Exercise description: Repeat the entries below exactly. Drop the pictures.

Working data:
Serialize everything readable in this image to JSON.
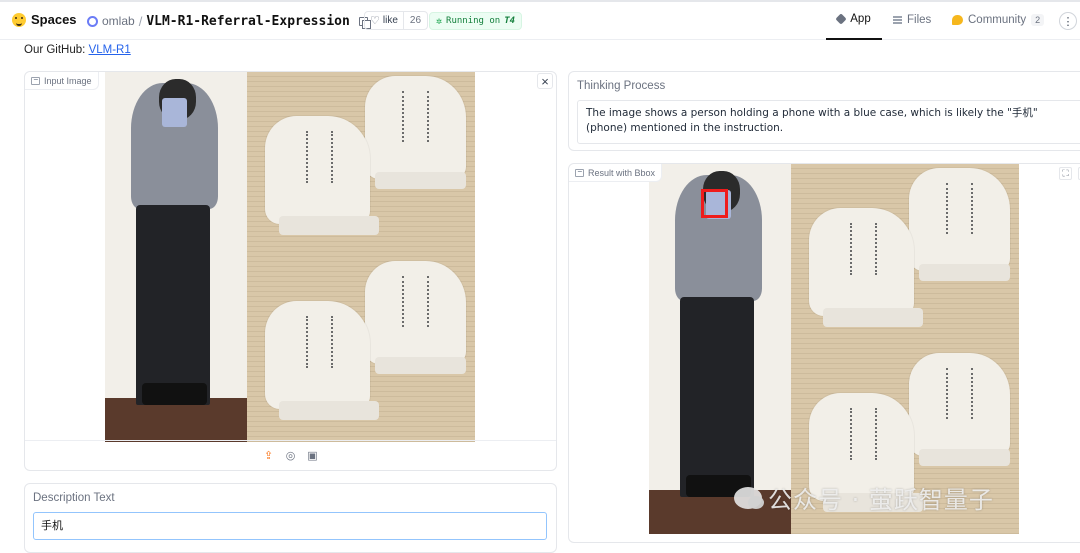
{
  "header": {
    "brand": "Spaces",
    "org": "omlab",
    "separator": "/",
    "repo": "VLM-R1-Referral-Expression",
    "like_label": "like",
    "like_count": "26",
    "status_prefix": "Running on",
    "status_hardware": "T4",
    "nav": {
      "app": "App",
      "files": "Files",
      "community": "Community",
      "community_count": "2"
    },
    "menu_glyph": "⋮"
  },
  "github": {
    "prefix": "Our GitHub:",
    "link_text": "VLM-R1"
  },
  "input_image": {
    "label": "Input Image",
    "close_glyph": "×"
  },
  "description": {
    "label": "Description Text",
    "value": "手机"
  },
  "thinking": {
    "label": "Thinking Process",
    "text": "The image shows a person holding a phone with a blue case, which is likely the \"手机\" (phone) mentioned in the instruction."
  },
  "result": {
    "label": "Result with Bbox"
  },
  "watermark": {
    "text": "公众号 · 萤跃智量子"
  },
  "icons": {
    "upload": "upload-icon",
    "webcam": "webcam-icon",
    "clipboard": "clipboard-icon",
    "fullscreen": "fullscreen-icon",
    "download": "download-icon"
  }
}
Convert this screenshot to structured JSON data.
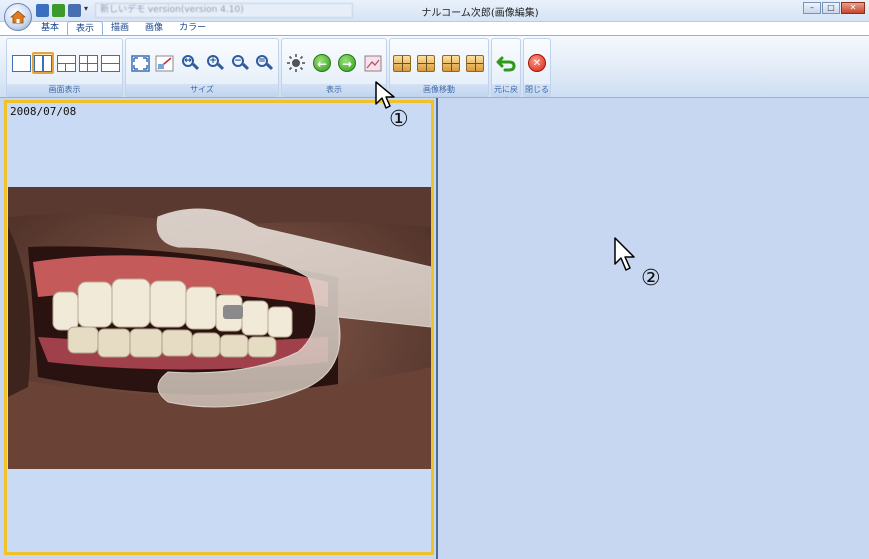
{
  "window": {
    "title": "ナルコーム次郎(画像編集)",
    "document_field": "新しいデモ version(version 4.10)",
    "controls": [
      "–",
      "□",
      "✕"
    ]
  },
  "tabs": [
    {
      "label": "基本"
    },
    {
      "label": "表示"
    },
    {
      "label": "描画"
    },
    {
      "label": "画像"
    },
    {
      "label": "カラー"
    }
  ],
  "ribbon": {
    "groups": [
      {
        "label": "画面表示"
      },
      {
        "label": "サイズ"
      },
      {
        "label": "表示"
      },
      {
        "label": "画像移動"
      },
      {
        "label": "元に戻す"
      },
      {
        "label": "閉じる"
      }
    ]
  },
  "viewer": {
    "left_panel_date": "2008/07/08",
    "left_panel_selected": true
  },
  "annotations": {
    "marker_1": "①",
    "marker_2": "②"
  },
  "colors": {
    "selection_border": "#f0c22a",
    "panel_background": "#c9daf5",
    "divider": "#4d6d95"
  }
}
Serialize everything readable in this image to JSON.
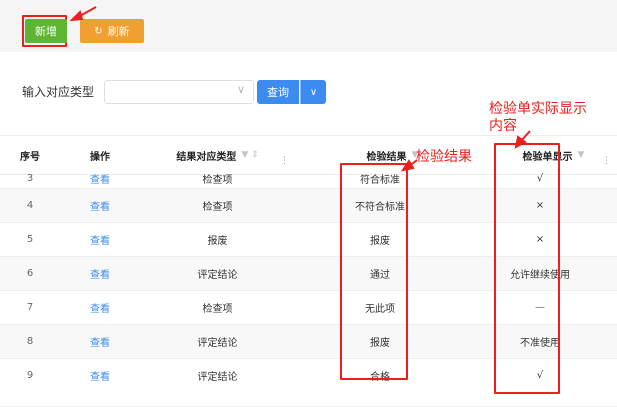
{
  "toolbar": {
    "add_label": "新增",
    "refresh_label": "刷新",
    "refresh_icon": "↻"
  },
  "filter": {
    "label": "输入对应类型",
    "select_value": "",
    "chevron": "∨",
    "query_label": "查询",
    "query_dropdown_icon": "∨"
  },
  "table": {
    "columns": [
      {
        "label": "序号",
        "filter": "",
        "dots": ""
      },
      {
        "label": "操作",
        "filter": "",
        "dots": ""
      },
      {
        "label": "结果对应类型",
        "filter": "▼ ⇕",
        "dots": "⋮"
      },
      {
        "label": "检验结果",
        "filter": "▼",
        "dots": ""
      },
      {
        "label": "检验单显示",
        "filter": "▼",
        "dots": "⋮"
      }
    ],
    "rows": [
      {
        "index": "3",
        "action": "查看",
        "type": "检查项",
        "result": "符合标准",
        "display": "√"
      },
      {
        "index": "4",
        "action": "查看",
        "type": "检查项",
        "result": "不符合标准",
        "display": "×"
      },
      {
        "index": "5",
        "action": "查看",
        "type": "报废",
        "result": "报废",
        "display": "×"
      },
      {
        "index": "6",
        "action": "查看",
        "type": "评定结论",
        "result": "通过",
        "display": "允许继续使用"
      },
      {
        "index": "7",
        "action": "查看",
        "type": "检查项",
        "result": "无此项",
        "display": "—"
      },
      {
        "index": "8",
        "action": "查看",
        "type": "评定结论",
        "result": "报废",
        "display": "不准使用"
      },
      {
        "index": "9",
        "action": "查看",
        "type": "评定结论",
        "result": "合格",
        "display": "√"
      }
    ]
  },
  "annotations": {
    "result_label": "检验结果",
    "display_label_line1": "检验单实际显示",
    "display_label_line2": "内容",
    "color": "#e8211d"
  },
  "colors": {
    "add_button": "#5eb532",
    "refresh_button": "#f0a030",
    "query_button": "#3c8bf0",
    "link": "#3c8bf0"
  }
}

Answer to this task:
Serialize everything readable in this image to JSON.
{
  "header": {
    "brand": "Spaces",
    "org": "omlab",
    "separator": "/",
    "repo": "VLM-R1-Referral-Expression",
    "like_label": "like",
    "like_count": "26",
    "status_prefix": "Running on",
    "status_hardware": "T4",
    "nav": {
      "app": "App",
      "files": "Files",
      "community": "Community",
      "community_count": "2"
    },
    "menu_glyph": "⋮"
  },
  "github": {
    "prefix": "Our GitHub:",
    "link_text": "VLM-R1"
  },
  "input_image": {
    "label": "Input Image",
    "close_glyph": "×"
  },
  "description": {
    "label": "Description Text",
    "value": "手机"
  },
  "thinking": {
    "label": "Thinking Process",
    "text": "The image shows a person holding a phone with a blue case, which is likely the \"手机\" (phone) mentioned in the instruction."
  },
  "result": {
    "label": "Result with Bbox"
  },
  "watermark": {
    "text": "公众号 · 萤跃智量子"
  },
  "icons": {
    "upload": "upload-icon",
    "webcam": "webcam-icon",
    "clipboard": "clipboard-icon",
    "fullscreen": "fullscreen-icon",
    "download": "download-icon"
  }
}
Convert this screenshot to structured JSON data.
{
  "window": {
    "title": "ナルコーム次郎(画像編集)",
    "document_field": "新しいデモ version(version 4.10)",
    "controls": [
      "–",
      "□",
      "✕"
    ]
  },
  "tabs": [
    {
      "label": "基本"
    },
    {
      "label": "表示"
    },
    {
      "label": "描画"
    },
    {
      "label": "画像"
    },
    {
      "label": "カラー"
    }
  ],
  "ribbon": {
    "groups": [
      {
        "label": "画面表示"
      },
      {
        "label": "サイズ"
      },
      {
        "label": "表示"
      },
      {
        "label": "画像移動"
      },
      {
        "label": "元に戻す"
      },
      {
        "label": "閉じる"
      }
    ]
  },
  "viewer": {
    "left_panel_date": "2008/07/08",
    "left_panel_selected": true
  },
  "annotations": {
    "marker_1": "①",
    "marker_2": "②"
  },
  "colors": {
    "selection_border": "#f0c22a",
    "panel_background": "#c9daf5",
    "divider": "#4d6d95"
  }
}
Serialize everything readable in this image to JSON.
{
  "toolbar": {
    "add_label": "新增",
    "refresh_label": "刷新",
    "refresh_icon": "↻"
  },
  "filter": {
    "label": "输入对应类型",
    "select_value": "",
    "chevron": "∨",
    "query_label": "查询",
    "query_dropdown_icon": "∨"
  },
  "table": {
    "columns": [
      {
        "label": "序号",
        "filter": "",
        "dots": ""
      },
      {
        "label": "操作",
        "filter": "",
        "dots": ""
      },
      {
        "label": "结果对应类型",
        "filter": "▼ ⇕",
        "dots": "⋮"
      },
      {
        "label": "检验结果",
        "filter": "▼",
        "dots": ""
      },
      {
        "label": "检验单显示",
        "filter": "▼",
        "dots": "⋮"
      }
    ],
    "rows": [
      {
        "index": "3",
        "action": "查看",
        "type": "检查项",
        "result": "符合标准",
        "display": "√"
      },
      {
        "index": "4",
        "action": "查看",
        "type": "检查项",
        "result": "不符合标准",
        "display": "×"
      },
      {
        "index": "5",
        "action": "查看",
        "type": "报废",
        "result": "报废",
        "display": "×"
      },
      {
        "index": "6",
        "action": "查看",
        "type": "评定结论",
        "result": "通过",
        "display": "允许继续使用"
      },
      {
        "index": "7",
        "action": "查看",
        "type": "检查项",
        "result": "无此项",
        "display": "—"
      },
      {
        "index": "8",
        "action": "查看",
        "type": "评定结论",
        "result": "报废",
        "display": "不准使用"
      },
      {
        "index": "9",
        "action": "查看",
        "type": "评定结论",
        "result": "合格",
        "display": "√"
      }
    ]
  },
  "annotations": {
    "result_label": "检验结果",
    "display_label_line1": "检验单实际显示",
    "display_label_line2": "内容",
    "color": "#e8211d"
  },
  "colors": {
    "add_button": "#5eb532",
    "refresh_button": "#f0a030",
    "query_button": "#3c8bf0",
    "link": "#3c8bf0"
  }
}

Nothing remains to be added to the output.